Extracted records Start Marker
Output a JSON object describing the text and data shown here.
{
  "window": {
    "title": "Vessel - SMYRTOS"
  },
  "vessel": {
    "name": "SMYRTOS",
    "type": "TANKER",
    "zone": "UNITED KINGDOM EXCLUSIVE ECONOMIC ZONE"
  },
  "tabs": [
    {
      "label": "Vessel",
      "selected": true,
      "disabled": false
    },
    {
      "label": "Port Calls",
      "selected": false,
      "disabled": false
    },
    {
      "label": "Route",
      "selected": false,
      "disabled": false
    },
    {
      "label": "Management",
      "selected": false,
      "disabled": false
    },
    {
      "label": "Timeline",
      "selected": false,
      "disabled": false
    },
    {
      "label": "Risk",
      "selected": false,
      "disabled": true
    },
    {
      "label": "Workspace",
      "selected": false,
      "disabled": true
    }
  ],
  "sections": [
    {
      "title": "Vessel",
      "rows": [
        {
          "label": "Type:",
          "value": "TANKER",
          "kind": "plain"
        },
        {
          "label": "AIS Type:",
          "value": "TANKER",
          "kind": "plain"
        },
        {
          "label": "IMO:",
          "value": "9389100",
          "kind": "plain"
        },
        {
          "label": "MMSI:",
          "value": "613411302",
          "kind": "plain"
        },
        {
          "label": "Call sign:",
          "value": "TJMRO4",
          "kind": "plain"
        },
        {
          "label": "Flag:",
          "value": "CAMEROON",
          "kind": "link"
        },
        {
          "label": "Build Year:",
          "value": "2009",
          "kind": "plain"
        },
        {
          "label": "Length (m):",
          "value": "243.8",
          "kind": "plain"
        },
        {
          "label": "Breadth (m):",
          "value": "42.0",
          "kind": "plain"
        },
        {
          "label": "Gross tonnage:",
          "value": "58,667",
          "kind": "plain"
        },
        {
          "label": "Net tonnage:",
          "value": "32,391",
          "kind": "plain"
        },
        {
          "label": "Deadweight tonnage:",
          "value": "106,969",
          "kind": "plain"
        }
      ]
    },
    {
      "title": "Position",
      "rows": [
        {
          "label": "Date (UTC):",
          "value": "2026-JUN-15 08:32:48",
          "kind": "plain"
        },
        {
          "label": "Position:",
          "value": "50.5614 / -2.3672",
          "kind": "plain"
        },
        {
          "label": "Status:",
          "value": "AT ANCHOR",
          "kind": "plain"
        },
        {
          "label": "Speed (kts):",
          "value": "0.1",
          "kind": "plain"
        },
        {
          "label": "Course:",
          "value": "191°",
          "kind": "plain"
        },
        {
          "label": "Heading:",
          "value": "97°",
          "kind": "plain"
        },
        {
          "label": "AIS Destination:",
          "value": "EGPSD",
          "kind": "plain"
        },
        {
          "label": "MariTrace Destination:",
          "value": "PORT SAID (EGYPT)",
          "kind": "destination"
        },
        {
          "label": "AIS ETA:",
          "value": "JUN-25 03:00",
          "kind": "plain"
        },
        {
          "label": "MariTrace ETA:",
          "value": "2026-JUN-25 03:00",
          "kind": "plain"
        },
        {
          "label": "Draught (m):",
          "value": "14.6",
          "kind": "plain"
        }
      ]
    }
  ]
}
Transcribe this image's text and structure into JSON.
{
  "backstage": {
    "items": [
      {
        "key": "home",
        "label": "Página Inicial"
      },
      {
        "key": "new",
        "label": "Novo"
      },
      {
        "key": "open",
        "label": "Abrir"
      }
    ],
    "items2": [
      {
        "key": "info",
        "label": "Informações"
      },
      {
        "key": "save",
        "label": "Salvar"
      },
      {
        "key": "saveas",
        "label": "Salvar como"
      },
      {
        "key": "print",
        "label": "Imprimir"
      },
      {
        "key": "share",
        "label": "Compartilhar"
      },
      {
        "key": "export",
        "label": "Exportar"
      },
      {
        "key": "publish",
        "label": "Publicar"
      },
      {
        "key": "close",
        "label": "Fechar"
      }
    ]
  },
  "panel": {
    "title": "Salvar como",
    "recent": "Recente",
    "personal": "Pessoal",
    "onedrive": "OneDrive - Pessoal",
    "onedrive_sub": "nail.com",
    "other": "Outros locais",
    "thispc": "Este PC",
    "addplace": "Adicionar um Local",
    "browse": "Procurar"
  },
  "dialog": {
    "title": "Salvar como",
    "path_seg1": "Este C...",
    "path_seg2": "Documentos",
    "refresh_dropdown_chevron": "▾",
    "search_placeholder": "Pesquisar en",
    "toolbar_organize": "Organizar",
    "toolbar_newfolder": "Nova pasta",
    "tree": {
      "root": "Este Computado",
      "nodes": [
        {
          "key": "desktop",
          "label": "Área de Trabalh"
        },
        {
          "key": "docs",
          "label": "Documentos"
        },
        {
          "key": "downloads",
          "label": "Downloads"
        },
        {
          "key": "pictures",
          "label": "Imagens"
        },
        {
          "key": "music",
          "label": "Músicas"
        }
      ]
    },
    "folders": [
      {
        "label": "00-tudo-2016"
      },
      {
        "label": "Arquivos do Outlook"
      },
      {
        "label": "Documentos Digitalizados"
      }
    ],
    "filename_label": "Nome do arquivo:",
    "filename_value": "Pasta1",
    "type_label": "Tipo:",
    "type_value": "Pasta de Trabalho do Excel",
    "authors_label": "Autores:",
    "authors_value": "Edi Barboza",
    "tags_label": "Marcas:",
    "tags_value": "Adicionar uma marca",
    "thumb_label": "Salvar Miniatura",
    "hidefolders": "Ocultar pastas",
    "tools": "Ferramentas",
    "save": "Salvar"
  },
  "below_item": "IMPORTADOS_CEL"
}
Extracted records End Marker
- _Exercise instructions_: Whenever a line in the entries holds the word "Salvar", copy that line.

- _Exercise result_:
        "label": "Salvar"
        "label": "Salvar como"
    "title": "Salvar como",
    "title": "Salvar como",
    "thumb_label": "Salvar Miniatura",
    "save": "Salvar"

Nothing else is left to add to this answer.